I would add that there are still reasons to get excited about the possibilities of digital distribution. When distribution is diminished as point of control and extortion, then more attention can be focussed on the artist and the work itself. However, with fewer limits to distribution comes a greater emphasis on promotion. This is why in the long run, it's crucial to not let Microsoft (or whoever) to control the way we look for information on the net, just as it is crucial not to let commercial radio stations have monopolies on what is broadcast over the air.
Both Microsoft (and Yahoo, Excite, etc.) and commercial radio stations are focussed on one thing: profit. This means that, for example, the record industy's chokehold on distribution can be transferred to a chokehold on the ways people find out about tunes, by dictating what is played on the radio (which they do now), by dictating what options show up when you use the RealAudio or Quicktime player (which they also do now), or by gaining greater influence over what content is featured prominently on popular web sites like Yahoo, MSN, AOL, and Excite (which happens to a large extent on MSN and more on AOL, and slightly less on the likes of Yahoo and Excite). There's always the Open Directory and Google, which are in many ways vastly superior to their more commercialized counterparts.
In this sense, the "revolution" of online distribution isn't likely to be as clear cut as we might like, since powerful (read: moneyed) interests aren't interested in losing control. If they have money, and AOL and Microsoft want money, then it's only a matter of degree to which the "revolution" is marginalized by selling control of "eyeballs" to the highest bidder.

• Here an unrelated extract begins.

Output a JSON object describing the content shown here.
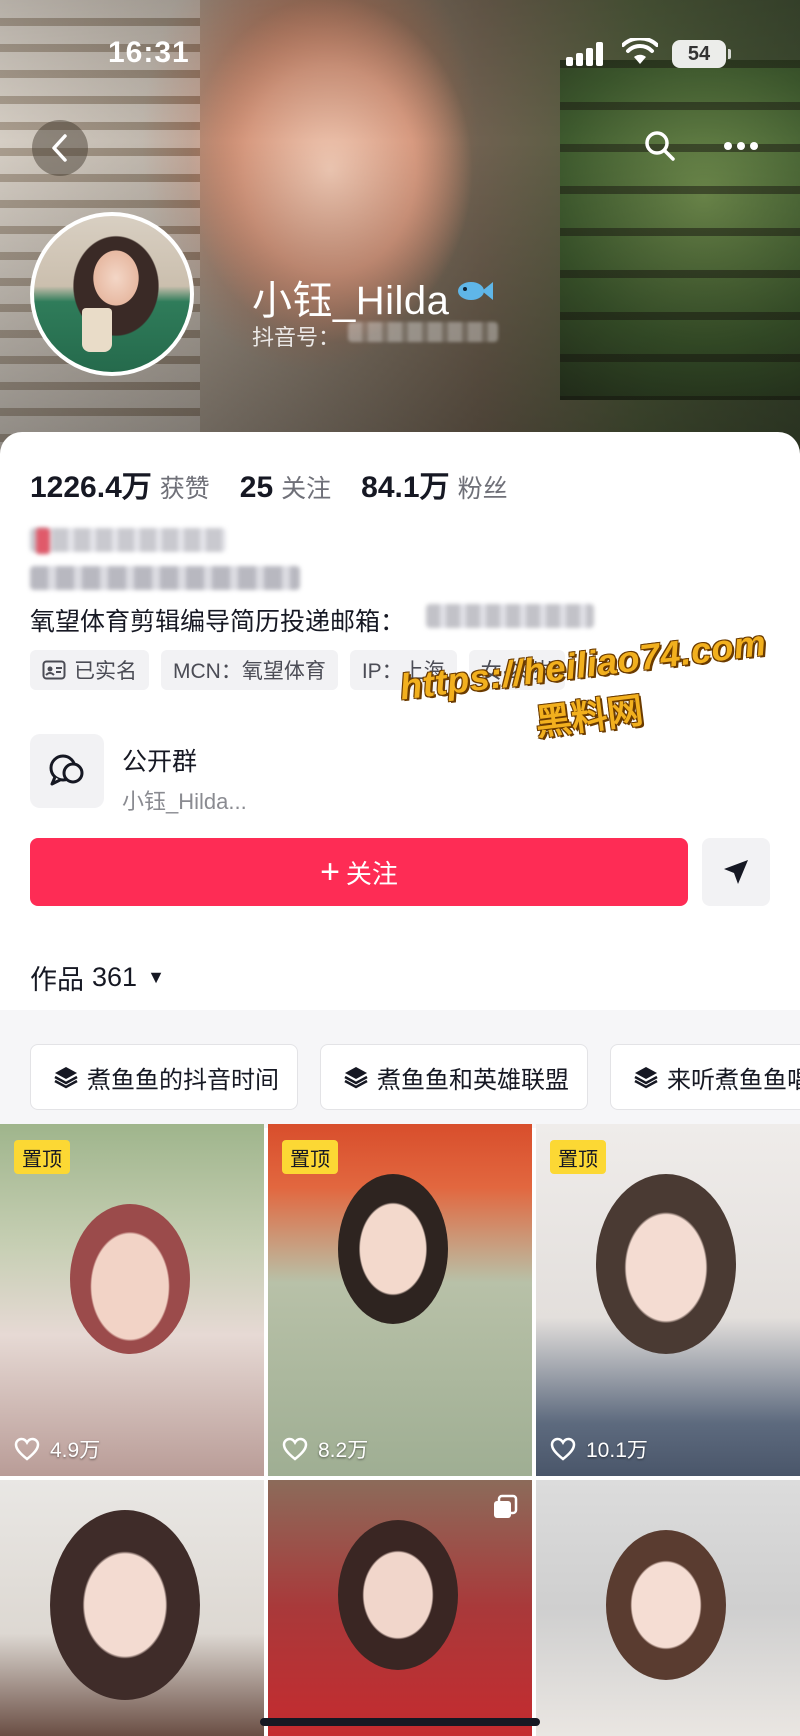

This is not to say that things won't change for the better with online distribution. To what degree they change, or are revolutionized, is dependent on the alternatives that are built. And that's up to me, and you.